### TASK DETAILS
Copy each line containing the word "through" from the records that follow, please.

(Dataset rows for apps and sites)
□ □ □

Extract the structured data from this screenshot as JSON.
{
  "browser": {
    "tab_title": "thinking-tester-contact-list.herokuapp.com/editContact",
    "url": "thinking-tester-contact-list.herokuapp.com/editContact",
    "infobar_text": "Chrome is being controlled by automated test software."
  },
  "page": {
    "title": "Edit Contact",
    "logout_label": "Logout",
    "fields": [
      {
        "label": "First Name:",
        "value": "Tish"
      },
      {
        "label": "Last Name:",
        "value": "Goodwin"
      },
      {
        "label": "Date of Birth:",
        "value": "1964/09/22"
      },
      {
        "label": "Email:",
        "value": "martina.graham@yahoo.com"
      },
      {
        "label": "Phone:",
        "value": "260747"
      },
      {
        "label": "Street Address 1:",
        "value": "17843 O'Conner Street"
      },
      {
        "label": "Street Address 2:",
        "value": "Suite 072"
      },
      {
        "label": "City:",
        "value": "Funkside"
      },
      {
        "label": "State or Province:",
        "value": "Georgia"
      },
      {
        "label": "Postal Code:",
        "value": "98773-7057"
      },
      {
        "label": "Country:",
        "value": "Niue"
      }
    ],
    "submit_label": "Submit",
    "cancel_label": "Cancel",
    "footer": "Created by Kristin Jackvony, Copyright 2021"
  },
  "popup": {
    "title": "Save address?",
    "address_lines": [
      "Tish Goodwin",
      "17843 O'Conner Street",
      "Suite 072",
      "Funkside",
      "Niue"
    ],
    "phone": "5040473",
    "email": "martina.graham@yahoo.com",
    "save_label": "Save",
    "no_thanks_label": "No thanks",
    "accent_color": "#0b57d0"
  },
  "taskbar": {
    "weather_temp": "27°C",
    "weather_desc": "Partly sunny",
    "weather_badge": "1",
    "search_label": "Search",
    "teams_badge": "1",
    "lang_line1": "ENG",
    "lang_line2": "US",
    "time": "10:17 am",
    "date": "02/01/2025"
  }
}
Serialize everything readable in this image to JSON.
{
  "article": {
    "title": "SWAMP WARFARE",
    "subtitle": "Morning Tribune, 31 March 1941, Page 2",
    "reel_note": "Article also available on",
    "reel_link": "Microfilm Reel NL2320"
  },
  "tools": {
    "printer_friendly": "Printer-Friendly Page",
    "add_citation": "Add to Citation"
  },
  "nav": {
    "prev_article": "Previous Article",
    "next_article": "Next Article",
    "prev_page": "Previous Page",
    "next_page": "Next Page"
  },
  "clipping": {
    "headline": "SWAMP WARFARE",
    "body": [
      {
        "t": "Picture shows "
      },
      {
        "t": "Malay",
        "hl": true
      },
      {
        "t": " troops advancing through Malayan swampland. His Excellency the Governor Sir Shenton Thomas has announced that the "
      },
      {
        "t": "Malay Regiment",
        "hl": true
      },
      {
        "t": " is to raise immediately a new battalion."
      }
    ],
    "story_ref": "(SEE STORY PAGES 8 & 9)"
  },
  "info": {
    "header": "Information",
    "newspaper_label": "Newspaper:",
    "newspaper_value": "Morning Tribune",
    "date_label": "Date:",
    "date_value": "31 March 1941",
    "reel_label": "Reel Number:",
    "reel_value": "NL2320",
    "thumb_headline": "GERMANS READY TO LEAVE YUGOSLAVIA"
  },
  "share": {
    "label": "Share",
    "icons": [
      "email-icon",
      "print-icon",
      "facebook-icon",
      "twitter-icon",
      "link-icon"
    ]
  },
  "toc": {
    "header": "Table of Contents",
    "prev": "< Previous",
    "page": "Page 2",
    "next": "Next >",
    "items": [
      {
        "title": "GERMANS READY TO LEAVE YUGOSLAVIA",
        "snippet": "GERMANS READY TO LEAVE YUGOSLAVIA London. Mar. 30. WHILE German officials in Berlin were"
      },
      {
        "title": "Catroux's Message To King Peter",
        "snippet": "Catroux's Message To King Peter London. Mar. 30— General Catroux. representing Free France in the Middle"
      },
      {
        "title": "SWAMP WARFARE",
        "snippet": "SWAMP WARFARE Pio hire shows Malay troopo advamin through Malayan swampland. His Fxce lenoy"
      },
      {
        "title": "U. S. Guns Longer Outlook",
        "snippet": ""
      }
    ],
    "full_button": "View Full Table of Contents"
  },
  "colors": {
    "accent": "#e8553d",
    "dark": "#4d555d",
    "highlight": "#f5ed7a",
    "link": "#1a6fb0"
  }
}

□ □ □

### EXERCISE RESULT
        "t": " troops advancing through Malayan swampland. His Excellency the Governor Sir Shenton Thomas has announced that the "
        "snippet": "SWAMP WARFARE Pio hire shows Malay troopo advamin through Malayan swampland. His Fxce lenoy"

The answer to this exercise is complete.